[Data records for software interfaces]
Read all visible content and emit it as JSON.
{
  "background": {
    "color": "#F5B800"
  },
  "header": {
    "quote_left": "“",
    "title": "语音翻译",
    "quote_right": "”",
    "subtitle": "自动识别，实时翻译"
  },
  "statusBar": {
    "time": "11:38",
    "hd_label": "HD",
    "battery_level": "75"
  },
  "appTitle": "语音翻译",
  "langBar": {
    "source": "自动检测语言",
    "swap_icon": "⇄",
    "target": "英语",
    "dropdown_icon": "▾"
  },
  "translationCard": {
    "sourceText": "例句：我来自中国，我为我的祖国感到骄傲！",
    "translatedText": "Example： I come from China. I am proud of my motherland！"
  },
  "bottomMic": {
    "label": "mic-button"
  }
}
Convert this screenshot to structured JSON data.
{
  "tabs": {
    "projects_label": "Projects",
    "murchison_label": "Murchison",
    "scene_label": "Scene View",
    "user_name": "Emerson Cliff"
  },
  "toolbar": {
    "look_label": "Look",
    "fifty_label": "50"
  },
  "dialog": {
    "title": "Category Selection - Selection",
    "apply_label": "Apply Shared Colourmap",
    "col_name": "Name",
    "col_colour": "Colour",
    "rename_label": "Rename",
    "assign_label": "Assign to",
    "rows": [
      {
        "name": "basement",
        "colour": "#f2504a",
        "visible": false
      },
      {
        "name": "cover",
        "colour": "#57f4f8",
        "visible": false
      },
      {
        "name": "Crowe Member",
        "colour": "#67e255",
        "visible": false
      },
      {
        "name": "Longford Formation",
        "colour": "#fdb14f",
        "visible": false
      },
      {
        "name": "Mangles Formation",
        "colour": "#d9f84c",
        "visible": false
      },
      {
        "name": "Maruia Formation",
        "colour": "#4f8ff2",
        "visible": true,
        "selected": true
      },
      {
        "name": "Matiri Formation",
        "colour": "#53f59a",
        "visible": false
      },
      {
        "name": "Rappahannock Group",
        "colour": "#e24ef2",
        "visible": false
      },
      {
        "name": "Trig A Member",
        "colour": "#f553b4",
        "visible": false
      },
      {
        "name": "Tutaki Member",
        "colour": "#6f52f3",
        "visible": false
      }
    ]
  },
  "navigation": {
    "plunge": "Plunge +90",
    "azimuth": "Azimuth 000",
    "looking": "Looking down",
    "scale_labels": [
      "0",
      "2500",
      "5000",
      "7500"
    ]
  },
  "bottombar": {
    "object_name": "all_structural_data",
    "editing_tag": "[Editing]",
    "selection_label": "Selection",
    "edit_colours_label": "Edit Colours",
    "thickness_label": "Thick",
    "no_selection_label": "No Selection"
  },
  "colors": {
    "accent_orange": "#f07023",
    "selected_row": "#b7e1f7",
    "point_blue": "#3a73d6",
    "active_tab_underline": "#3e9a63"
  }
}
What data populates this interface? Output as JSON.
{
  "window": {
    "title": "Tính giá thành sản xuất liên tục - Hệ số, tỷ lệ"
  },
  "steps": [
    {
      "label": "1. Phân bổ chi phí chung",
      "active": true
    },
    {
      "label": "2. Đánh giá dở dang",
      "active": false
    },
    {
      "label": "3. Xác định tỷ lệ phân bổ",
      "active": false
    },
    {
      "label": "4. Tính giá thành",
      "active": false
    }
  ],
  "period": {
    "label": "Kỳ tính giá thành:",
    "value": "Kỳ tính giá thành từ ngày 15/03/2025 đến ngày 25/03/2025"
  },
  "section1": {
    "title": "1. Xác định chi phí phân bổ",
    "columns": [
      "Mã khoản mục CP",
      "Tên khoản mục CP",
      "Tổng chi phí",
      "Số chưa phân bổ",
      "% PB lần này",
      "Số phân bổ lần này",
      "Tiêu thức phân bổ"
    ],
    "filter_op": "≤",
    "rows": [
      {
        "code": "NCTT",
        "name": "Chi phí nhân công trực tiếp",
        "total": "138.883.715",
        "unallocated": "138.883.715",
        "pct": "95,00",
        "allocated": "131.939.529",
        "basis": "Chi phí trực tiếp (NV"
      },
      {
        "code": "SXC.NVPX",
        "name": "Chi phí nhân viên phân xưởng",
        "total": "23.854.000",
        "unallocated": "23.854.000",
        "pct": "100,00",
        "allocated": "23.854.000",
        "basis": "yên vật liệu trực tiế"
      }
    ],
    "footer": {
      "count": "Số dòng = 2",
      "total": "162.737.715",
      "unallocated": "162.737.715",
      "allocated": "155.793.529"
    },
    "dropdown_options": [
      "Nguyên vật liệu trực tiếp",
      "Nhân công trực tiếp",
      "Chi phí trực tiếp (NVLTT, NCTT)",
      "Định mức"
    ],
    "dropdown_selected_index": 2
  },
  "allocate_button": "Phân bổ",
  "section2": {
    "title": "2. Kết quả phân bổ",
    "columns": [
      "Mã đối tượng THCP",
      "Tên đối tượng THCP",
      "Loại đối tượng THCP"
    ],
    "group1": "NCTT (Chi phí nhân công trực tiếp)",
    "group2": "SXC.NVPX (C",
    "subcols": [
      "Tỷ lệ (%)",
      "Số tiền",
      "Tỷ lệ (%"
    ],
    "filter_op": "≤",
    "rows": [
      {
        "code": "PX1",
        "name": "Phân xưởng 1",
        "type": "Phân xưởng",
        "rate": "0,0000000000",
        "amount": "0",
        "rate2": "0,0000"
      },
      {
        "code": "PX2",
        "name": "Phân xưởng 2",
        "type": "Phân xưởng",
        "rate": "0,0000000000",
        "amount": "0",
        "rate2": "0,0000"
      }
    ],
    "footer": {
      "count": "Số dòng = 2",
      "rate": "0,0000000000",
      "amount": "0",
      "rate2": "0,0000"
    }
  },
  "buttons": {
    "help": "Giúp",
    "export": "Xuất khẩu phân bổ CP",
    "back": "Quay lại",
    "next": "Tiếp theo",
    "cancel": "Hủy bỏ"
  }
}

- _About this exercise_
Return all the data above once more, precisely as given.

- _Output of the exercise_
Read all visible content and emit it as JSON.
{
  "background": {
    "color": "#F5B800"
  },
  "header": {
    "quote_left": "“",
    "title": "语音翻译",
    "quote_right": "”",
    "subtitle": "自动识别，实时翻译"
  },
  "statusBar": {
    "time": "11:38",
    "hd_label": "HD",
    "battery_level": "75"
  },
  "appTitle": "语音翻译",
  "langBar": {
    "source": "自动检测语言",
    "swap_icon": "⇄",
    "target": "英语",
    "dropdown_icon": "▾"
  },
  "translationCard": {
    "sourceText": "例句：我来自中国，我为我的祖国感到骄傲！",
    "translatedText": "Example： I come from China. I am proud of my motherland！"
  },
  "bottomMic": {
    "label": "mic-button"
  }
}
Convert this screenshot to structured JSON data.
{
  "tabs": {
    "projects_label": "Projects",
    "murchison_label": "Murchison",
    "scene_label": "Scene View",
    "user_name": "Emerson Cliff"
  },
  "toolbar": {
    "look_label": "Look",
    "fifty_label": "50"
  },
  "dialog": {
    "title": "Category Selection - Selection",
    "apply_label": "Apply Shared Colourmap",
    "col_name": "Name",
    "col_colour": "Colour",
    "rename_label": "Rename",
    "assign_label": "Assign to",
    "rows": [
      {
        "name": "basement",
        "colour": "#f2504a",
        "visible": false
      },
      {
        "name": "cover",
        "colour": "#57f4f8",
        "visible": false
      },
      {
        "name": "Crowe Member",
        "colour": "#67e255",
        "visible": false
      },
      {
        "name": "Longford Formation",
        "colour": "#fdb14f",
        "visible": false
      },
      {
        "name": "Mangles Formation",
        "colour": "#d9f84c",
        "visible": false
      },
      {
        "name": "Maruia Formation",
        "colour": "#4f8ff2",
        "visible": true,
        "selected": true
      },
      {
        "name": "Matiri Formation",
        "colour": "#53f59a",
        "visible": false
      },
      {
        "name": "Rappahannock Group",
        "colour": "#e24ef2",
        "visible": false
      },
      {
        "name": "Trig A Member",
        "colour": "#f553b4",
        "visible": false
      },
      {
        "name": "Tutaki Member",
        "colour": "#6f52f3",
        "visible": false
      }
    ]
  },
  "navigation": {
    "plunge": "Plunge +90",
    "azimuth": "Azimuth 000",
    "looking": "Looking down",
    "scale_labels": [
      "0",
      "2500",
      "5000",
      "7500"
    ]
  },
  "bottombar": {
    "object_name": "all_structural_data",
    "editing_tag": "[Editing]",
    "selection_label": "Selection",
    "edit_colours_label": "Edit Colours",
    "thickness_label": "Thick",
    "no_selection_label": "No Selection"
  },
  "colors": {
    "accent_orange": "#f07023",
    "selected_row": "#b7e1f7",
    "point_blue": "#3a73d6",
    "active_tab_underline": "#3e9a63"
  }
}
What data populates this interface? Output as JSON.
{
  "window": {
    "title": "Tính giá thành sản xuất liên tục - Hệ số, tỷ lệ"
  },
  "steps": [
    {
      "label": "1. Phân bổ chi phí chung",
      "active": true
    },
    {
      "label": "2. Đánh giá dở dang",
      "active": false
    },
    {
      "label": "3. Xác định tỷ lệ phân bổ",
      "active": false
    },
    {
      "label": "4. Tính giá thành",
      "active": false
    }
  ],
  "period": {
    "label": "Kỳ tính giá thành:",
    "value": "Kỳ tính giá thành từ ngày 15/03/2025 đến ngày 25/03/2025"
  },
  "section1": {
    "title": "1. Xác định chi phí phân bổ",
    "columns": [
      "Mã khoản mục CP",
      "Tên khoản mục CP",
      "Tổng chi phí",
      "Số chưa phân bổ",
      "% PB lần này",
      "Số phân bổ lần này",
      "Tiêu thức phân bổ"
    ],
    "filter_op": "≤",
    "rows": [
      {
        "code": "NCTT",
        "name": "Chi phí nhân công trực tiếp",
        "total": "138.883.715",
        "unallocated": "138.883.715",
        "pct": "95,00",
        "allocated": "131.939.529",
        "basis": "Chi phí trực tiếp (NV"
      },
      {
        "code": "SXC.NVPX",
        "name": "Chi phí nhân viên phân xưởng",
        "total": "23.854.000",
        "unallocated": "23.854.000",
        "pct": "100,00",
        "allocated": "23.854.000",
        "basis": "yên vật liệu trực tiế"
      }
    ],
    "footer": {
      "count": "Số dòng = 2",
      "total": "162.737.715",
      "unallocated": "162.737.715",
      "allocated": "155.793.529"
    },
    "dropdown_options": [
      "Nguyên vật liệu trực tiếp",
      "Nhân công trực tiếp",
      "Chi phí trực tiếp (NVLTT, NCTT)",
      "Định mức"
    ],
    "dropdown_selected_index": 2
  },
  "allocate_button": "Phân bổ",
  "section2": {
    "title": "2. Kết quả phân bổ",
    "columns": [
      "Mã đối tượng THCP",
      "Tên đối tượng THCP",
      "Loại đối tượng THCP"
    ],
    "group1": "NCTT (Chi phí nhân công trực tiếp)",
    "group2": "SXC.NVPX (C",
    "subcols": [
      "Tỷ lệ (%)",
      "Số tiền",
      "Tỷ lệ (%"
    ],
    "filter_op": "≤",
    "rows": [
      {
        "code": "PX1",
        "name": "Phân xưởng 1",
        "type": "Phân xưởng",
        "rate": "0,0000000000",
        "amount": "0",
        "rate2": "0,0000"
      },
      {
        "code": "PX2",
        "name": "Phân xưởng 2",
        "type": "Phân xưởng",
        "rate": "0,0000000000",
        "amount": "0",
        "rate2": "0,0000"
      }
    ],
    "footer": {
      "count": "Số dòng = 2",
      "rate": "0,0000000000",
      "amount": "0",
      "rate2": "0,0000"
    }
  },
  "buttons": {
    "help": "Giúp",
    "export": "Xuất khẩu phân bổ CP",
    "back": "Quay lại",
    "next": "Tiếp theo",
    "cancel": "Hủy bỏ"
  }
}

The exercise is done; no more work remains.